Search the records for the string "this" and copy every line where it turns up.

==============================

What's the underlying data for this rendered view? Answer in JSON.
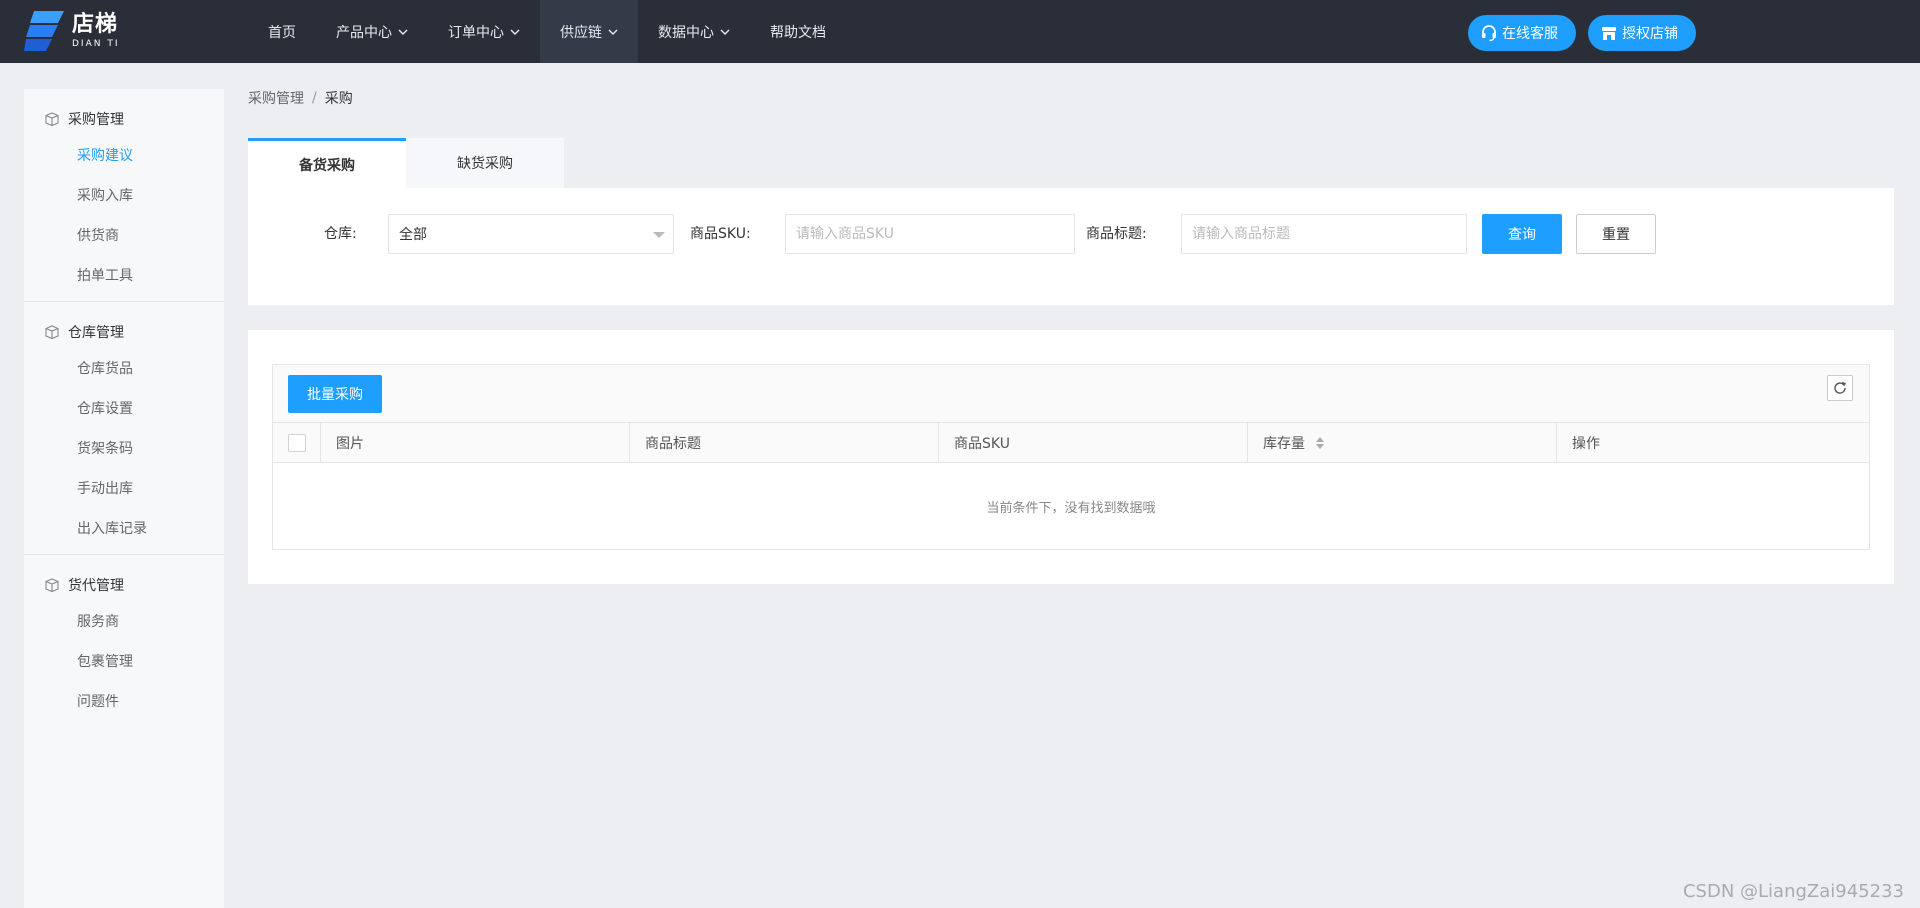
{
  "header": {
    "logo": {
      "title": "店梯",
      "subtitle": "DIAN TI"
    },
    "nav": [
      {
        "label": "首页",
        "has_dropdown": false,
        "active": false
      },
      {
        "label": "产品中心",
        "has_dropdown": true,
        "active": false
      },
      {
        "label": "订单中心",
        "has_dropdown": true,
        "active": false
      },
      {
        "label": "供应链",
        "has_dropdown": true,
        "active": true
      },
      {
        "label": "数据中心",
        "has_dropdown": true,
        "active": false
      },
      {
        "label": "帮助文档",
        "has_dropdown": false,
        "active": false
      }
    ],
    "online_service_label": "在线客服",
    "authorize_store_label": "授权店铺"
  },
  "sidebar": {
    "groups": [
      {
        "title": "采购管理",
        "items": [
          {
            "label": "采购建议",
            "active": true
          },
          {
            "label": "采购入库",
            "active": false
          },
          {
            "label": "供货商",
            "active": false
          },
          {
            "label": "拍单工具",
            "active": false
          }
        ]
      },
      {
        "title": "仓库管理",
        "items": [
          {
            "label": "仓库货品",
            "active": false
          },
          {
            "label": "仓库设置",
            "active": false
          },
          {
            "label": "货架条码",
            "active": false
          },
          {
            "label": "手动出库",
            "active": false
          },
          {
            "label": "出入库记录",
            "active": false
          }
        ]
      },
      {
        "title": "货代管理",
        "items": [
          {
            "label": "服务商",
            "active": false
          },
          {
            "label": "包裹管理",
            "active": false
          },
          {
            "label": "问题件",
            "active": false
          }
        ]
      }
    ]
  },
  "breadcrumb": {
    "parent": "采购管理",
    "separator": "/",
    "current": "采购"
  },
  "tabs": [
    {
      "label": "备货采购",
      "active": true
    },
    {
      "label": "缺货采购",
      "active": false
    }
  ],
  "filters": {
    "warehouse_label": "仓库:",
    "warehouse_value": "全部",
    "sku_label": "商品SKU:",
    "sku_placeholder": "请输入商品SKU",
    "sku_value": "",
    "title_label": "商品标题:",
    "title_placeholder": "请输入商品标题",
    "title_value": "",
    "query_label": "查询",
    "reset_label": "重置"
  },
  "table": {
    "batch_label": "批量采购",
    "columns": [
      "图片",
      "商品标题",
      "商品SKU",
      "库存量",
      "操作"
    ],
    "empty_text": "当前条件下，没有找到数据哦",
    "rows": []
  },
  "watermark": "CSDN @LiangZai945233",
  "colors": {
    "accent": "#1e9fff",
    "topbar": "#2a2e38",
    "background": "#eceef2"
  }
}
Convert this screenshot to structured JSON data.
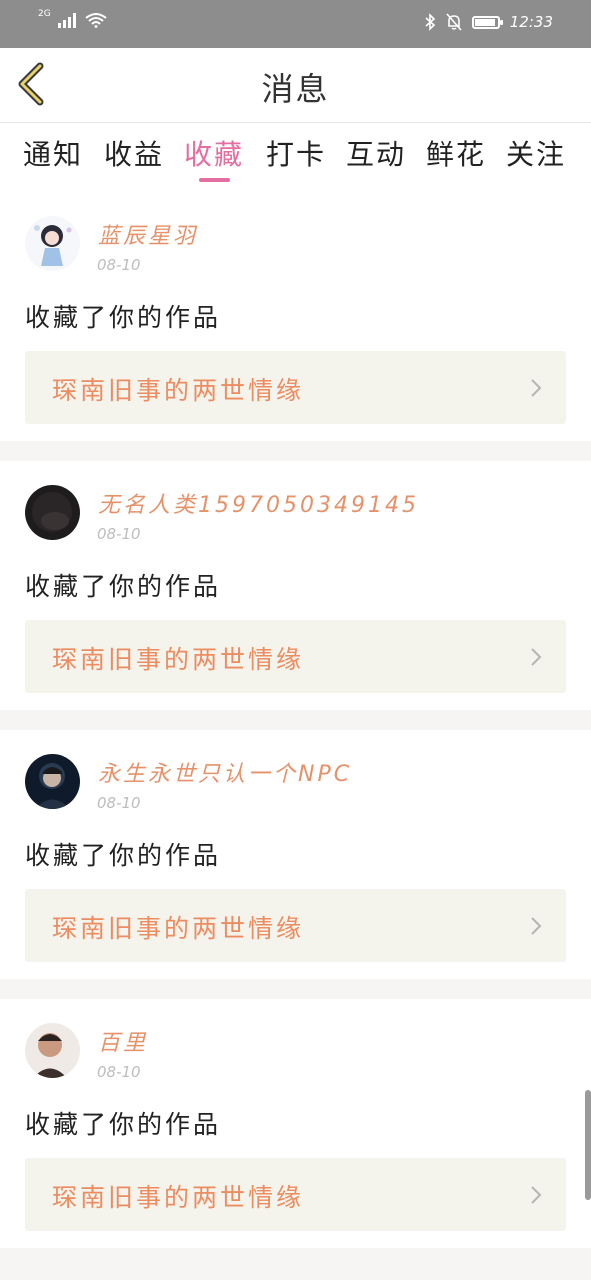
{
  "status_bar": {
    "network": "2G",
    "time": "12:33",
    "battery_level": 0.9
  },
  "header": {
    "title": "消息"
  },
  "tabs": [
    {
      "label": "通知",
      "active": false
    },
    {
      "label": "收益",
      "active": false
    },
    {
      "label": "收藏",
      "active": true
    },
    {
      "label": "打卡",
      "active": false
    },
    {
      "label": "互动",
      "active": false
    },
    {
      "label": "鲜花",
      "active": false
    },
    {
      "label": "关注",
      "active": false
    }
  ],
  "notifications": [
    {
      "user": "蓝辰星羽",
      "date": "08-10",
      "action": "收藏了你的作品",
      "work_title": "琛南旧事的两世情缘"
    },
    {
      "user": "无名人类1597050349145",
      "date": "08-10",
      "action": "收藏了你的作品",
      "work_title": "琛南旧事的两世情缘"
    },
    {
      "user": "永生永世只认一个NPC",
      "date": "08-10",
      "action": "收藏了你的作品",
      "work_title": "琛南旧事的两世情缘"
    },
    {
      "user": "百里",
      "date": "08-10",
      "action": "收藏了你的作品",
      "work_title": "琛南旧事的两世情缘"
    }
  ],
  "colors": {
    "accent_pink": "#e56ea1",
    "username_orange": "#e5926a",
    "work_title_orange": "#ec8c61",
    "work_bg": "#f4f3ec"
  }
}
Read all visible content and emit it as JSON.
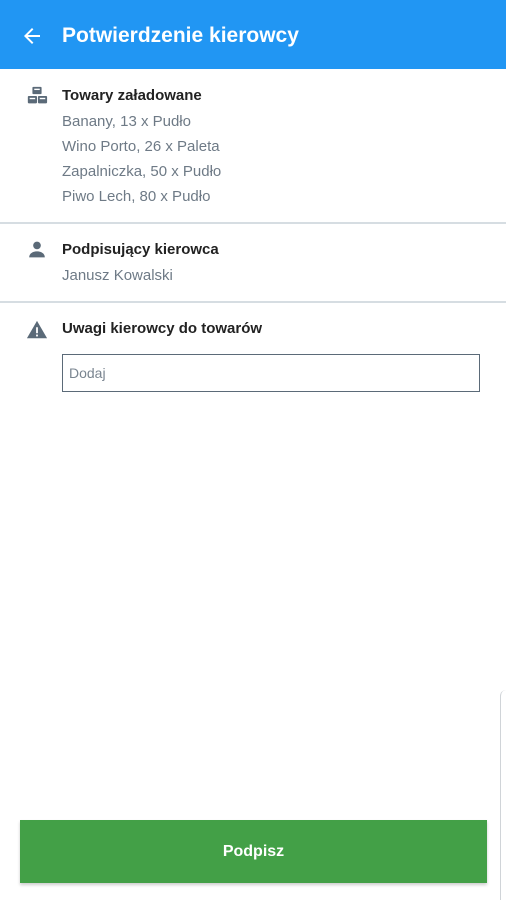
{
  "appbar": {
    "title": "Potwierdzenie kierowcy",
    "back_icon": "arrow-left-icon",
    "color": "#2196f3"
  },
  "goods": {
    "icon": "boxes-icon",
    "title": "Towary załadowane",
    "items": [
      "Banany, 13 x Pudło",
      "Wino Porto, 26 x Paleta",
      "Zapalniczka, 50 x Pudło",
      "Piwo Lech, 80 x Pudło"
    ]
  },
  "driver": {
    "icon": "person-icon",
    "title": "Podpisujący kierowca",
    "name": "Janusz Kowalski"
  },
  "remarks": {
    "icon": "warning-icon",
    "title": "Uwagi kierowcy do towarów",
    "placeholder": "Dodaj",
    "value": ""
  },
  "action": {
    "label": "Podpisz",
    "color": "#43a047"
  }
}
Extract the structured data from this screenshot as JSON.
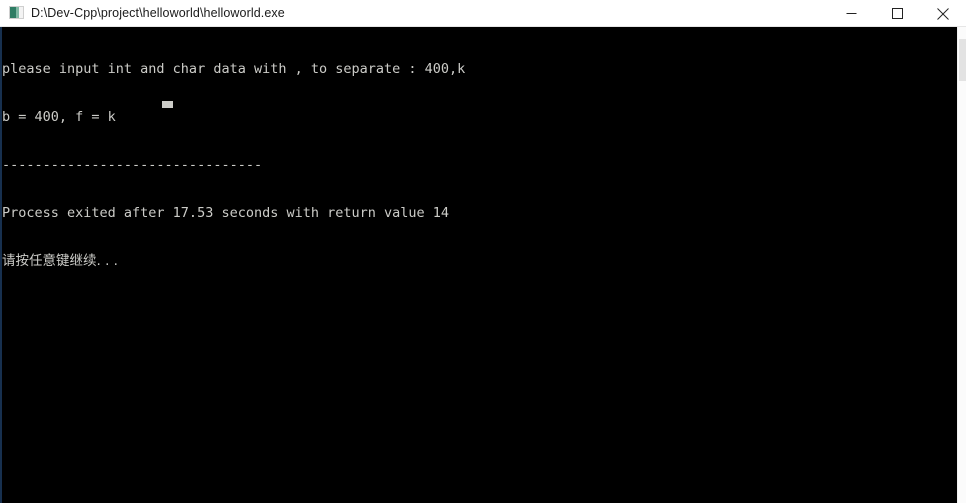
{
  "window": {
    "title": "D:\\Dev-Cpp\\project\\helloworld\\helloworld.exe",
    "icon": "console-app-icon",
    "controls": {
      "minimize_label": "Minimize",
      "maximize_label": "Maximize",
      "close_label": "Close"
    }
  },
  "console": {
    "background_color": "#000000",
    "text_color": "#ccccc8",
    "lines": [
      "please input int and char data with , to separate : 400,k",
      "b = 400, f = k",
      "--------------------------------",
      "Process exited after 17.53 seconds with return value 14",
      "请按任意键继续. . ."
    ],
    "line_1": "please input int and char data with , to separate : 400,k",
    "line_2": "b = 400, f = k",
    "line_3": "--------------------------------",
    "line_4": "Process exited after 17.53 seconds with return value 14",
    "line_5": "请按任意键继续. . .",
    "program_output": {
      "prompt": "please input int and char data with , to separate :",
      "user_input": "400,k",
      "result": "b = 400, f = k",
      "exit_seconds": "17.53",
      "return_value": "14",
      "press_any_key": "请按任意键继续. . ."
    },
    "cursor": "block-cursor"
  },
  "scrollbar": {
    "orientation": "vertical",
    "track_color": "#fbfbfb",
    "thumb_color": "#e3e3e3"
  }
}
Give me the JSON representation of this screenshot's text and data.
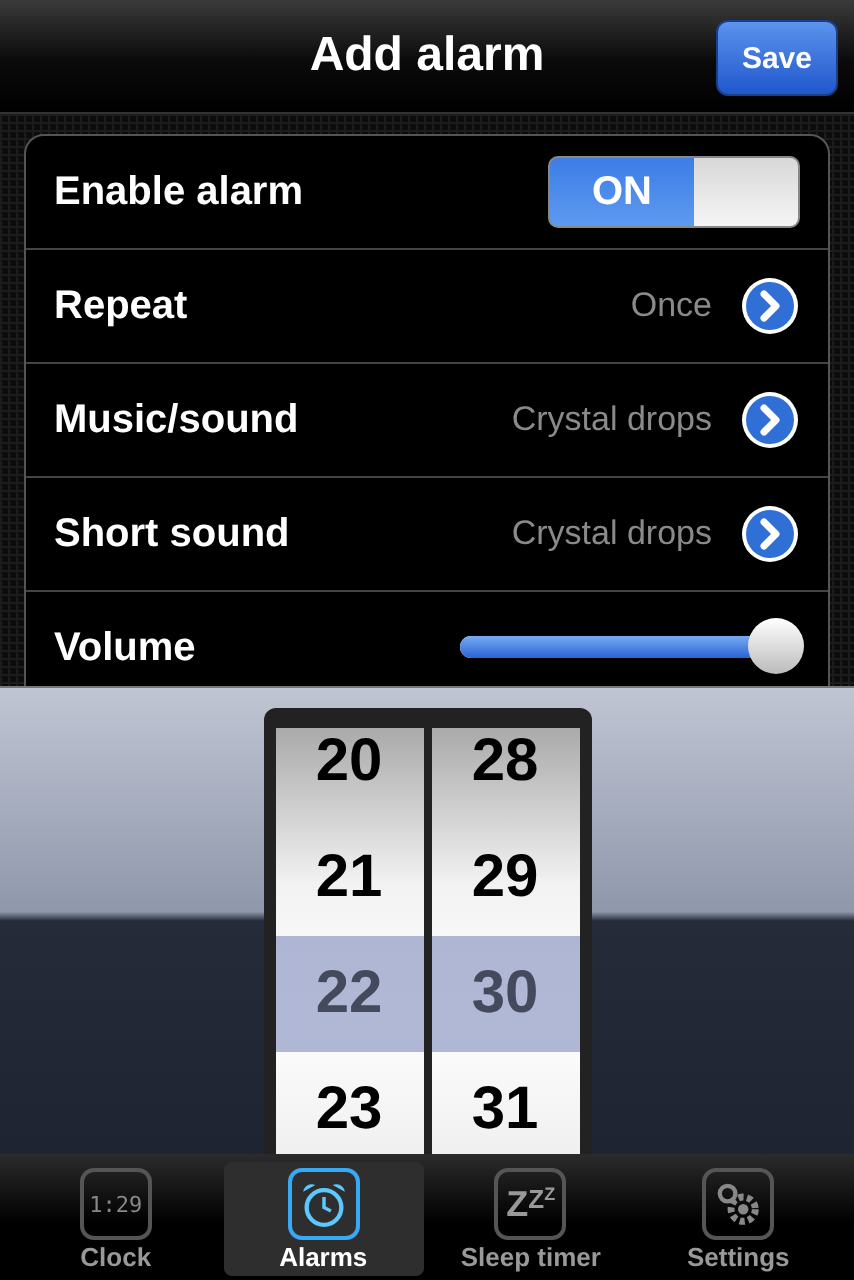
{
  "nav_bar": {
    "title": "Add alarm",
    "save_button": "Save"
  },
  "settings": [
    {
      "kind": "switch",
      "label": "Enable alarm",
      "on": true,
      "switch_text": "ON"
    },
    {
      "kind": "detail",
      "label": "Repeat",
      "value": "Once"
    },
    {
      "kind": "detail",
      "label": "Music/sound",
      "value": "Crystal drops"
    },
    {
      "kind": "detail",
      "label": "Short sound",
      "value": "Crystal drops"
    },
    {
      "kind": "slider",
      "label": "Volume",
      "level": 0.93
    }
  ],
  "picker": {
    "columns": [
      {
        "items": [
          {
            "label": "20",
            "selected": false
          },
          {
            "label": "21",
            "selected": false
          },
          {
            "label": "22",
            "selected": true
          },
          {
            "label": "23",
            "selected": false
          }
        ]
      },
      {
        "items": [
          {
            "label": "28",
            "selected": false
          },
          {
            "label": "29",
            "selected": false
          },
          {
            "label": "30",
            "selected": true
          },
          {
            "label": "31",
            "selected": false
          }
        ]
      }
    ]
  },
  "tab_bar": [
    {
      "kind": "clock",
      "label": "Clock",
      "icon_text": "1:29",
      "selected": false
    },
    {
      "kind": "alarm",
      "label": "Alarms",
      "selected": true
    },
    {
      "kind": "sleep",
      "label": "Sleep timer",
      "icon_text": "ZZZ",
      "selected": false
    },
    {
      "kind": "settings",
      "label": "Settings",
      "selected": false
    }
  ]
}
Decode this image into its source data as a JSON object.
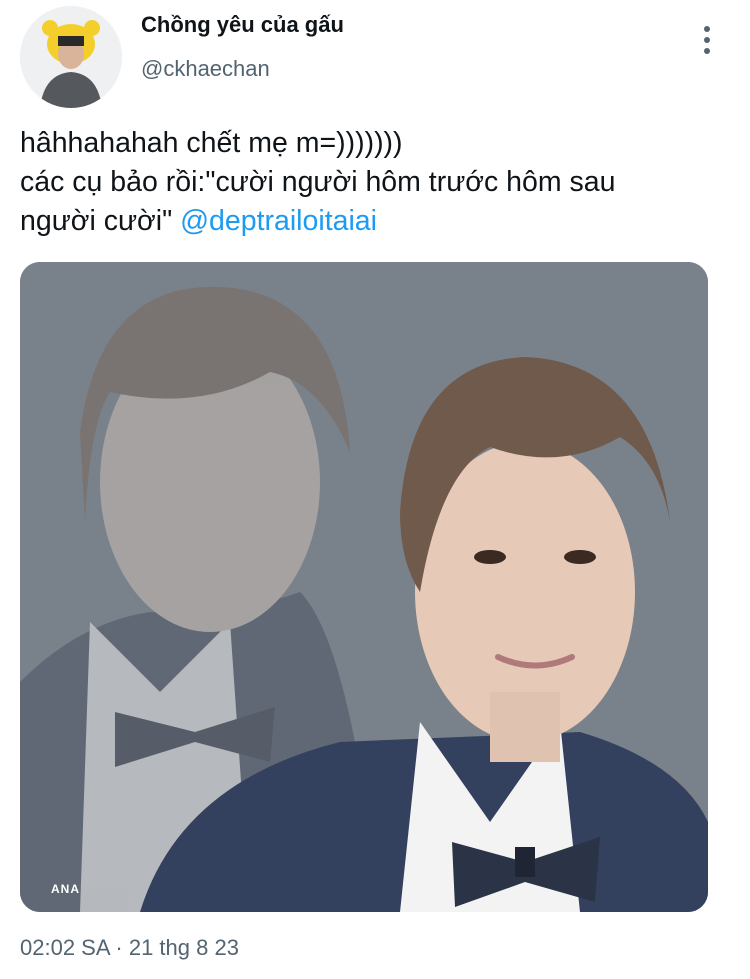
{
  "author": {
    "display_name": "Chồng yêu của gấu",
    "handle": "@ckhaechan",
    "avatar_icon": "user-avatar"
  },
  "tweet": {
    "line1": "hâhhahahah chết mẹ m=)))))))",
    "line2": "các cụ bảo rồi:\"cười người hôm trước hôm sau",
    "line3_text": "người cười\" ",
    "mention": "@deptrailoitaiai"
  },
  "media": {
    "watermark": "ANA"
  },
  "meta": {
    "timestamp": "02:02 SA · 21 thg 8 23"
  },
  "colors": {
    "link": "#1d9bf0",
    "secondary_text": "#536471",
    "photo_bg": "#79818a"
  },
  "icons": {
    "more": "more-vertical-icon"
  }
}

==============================

THE COMPLETED TASK:
What's the underlying data for this rendered view? Answer in JSON.
Convert this screenshot to structured JSON data.
Extract the structured data from this screenshot as JSON.
Give me the JSON representation of this screenshot's text and data.
Decode this image into its source data as a JSON object.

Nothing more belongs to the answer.